In a systematic review and meta-analysis, Lee and Grewal (2012) examined if MM spacers actually reduce the risk of synechiae following ESS. The Preferred Reporting of Items for Systematic Reviews and Meta-Analyses (PRISMA) guidelines was used for reporting this review of RCT evaluating the effectiveness of MM spacers compared to no spacers in patients undergoing ESS. Where appropriate, a meta-analysis on outcome data using a random effects model was performed. A total of 8 RCTs were included in this systematic review. A pooled analysis on relevant trials found a non-significant trend favoring MM spacers compared to no spacers for the prevention of synechiae following ESS (relative risk [RR], 0.40; 95 % confidence interval [CI]: 0.14 to 1.12). Sub-group analysis suggested that non-absorbable spacers (NAS) may be more effective than absorbable spacers (AS) for reducing the risk of synechiae compared to no spacers. The authors concluded that MM spacers may be more effective than no spacers for the prevention of synechiae following ESS, especially when employing the use of an NAS. However, the authors noted that significant heterogeneity was observed among included trials and future studies are needed to further validate these findings.
In summary, a variety of implants/spacers (e.g., the Propel™ sinus implant, the Relieva Stratus™ MicroFlow spacer, and the Sinu-Foam™ spacer) have been employed to maintain patency of the sinuses and deliver local steroids with varying success in the reported literature. However, the available studies have significant heterogeneity in this outcome.

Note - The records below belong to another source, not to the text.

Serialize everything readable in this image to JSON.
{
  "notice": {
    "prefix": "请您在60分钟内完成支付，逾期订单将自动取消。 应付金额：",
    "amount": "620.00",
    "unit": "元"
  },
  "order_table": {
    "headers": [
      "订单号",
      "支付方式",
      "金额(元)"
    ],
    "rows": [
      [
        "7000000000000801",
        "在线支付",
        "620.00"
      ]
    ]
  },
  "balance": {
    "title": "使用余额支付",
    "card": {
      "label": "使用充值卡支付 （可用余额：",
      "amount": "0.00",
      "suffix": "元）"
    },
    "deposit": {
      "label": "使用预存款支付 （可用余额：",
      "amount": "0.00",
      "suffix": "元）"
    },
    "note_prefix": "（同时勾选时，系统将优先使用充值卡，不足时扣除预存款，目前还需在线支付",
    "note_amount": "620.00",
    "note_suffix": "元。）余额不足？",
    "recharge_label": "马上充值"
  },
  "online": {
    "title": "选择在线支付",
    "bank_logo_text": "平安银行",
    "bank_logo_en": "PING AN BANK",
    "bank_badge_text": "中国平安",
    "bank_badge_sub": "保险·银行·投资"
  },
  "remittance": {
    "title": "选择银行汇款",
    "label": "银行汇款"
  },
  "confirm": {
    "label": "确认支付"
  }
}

There remains a continued debate on whether these devices actually improve the health outcomes following ESS.